“Everybody wasn’t jumping for joy about the win on defense,” linebacker Demetrius Hartsfield said Tuesday. “We were happy that we won, but our performance wasn’t good enough. It wasn’t up to par. We all knew it, and Coach Stewart expressed that to us.”
The Terrapins’ defense is still ranked ninth nationally in yards allowed per game, ninth against the run and 18th against the pass. But Maryland allowed a season-high 168 rushing yards to Virginia, nearly double its average, and 13 so-called “explosive plays” (runs of at least 12 yards and passes of at least 16 yards). Both statistics were deemed unacceptable by the Terrapins’ players and coaches.
“Of course, every interview you do is about, ‘You all are the seventh-ranked defense,’ so of course it’s in the back of your head,” Hartsfield said. “It creates an element of confidence, which isn’t a bad thing, but we can’t let it get us too big-headed. We haven’t done anything that we wanted to accomplish, and that won’t be done until the end of the season. Then we can look back and see.”
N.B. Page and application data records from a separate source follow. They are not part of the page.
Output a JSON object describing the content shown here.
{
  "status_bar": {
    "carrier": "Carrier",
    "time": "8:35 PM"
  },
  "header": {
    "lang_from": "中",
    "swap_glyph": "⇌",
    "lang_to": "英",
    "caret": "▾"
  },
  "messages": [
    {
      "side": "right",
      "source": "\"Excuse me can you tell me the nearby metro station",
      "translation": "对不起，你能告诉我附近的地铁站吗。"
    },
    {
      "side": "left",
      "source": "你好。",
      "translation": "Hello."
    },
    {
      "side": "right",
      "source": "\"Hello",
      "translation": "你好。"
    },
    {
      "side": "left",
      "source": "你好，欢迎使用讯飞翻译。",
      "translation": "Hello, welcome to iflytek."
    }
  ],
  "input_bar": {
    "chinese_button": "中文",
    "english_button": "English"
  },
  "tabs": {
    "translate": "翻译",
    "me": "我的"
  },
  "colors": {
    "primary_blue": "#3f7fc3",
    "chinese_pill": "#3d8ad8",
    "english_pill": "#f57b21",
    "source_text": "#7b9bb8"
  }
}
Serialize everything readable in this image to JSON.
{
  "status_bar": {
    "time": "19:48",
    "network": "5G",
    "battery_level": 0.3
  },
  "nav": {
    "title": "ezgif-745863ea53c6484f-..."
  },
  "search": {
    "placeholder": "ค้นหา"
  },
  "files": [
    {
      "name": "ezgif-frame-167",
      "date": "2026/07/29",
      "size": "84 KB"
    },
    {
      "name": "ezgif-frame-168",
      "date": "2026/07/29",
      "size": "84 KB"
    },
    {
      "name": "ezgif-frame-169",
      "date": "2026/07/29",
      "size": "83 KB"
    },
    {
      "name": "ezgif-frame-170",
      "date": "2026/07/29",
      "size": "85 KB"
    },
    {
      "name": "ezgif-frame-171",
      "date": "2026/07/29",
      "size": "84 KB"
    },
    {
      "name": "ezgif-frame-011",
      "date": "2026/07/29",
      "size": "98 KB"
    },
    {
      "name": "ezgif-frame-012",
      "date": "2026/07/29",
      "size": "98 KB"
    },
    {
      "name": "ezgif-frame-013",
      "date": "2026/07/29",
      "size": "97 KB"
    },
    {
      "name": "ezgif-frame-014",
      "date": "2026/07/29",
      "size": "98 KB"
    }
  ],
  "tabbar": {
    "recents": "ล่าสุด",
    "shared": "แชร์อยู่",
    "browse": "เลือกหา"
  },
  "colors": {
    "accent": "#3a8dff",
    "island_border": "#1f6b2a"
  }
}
At the meeting, Stewart told his players that greatness means consistency. Becoming the ACC’s top defense, the Terps’ stated goal at the start of the season, means never having off games, and it starts this week against North Carolina State and senior Mike Glennon, whom Coach Randy Edsall called the top NFL quarterback prospect Maryland will face this season. That includes West Virginia’s Geno Smith.
“We think we can be” consistent, Maryland defensive lineman A.J. Francis said. “We let [Virginia] run the ball pretty much at will for most of the game, and that’s not something we can’t do if we want to be a successful defense. Our goal was to stop the run then get them pass-happy. We thought we could get after the quarterback, which we did. They were still able to run the ball on us.”
Allowing 168 rushing yards is hardly cause for panic, but this is a unit that’s set high expectations, even before its dramatic turnaround manifested itself on the field. But The Terps still received was some see as a win-win scenario against the Cavaliers: Maryland moved to 4-2, two wins short of bowl eligibility, and the defense received what some believe was a wake-up call.
“It puts things back in perspective,” Francis said. “You’re not as good as you think you are. I think we understand, we still have to come to play every single week. These guys we play against are just going to keep getting better and better as conference play goes along. That’s what it comes down to, we have to stop the run if we want to win.”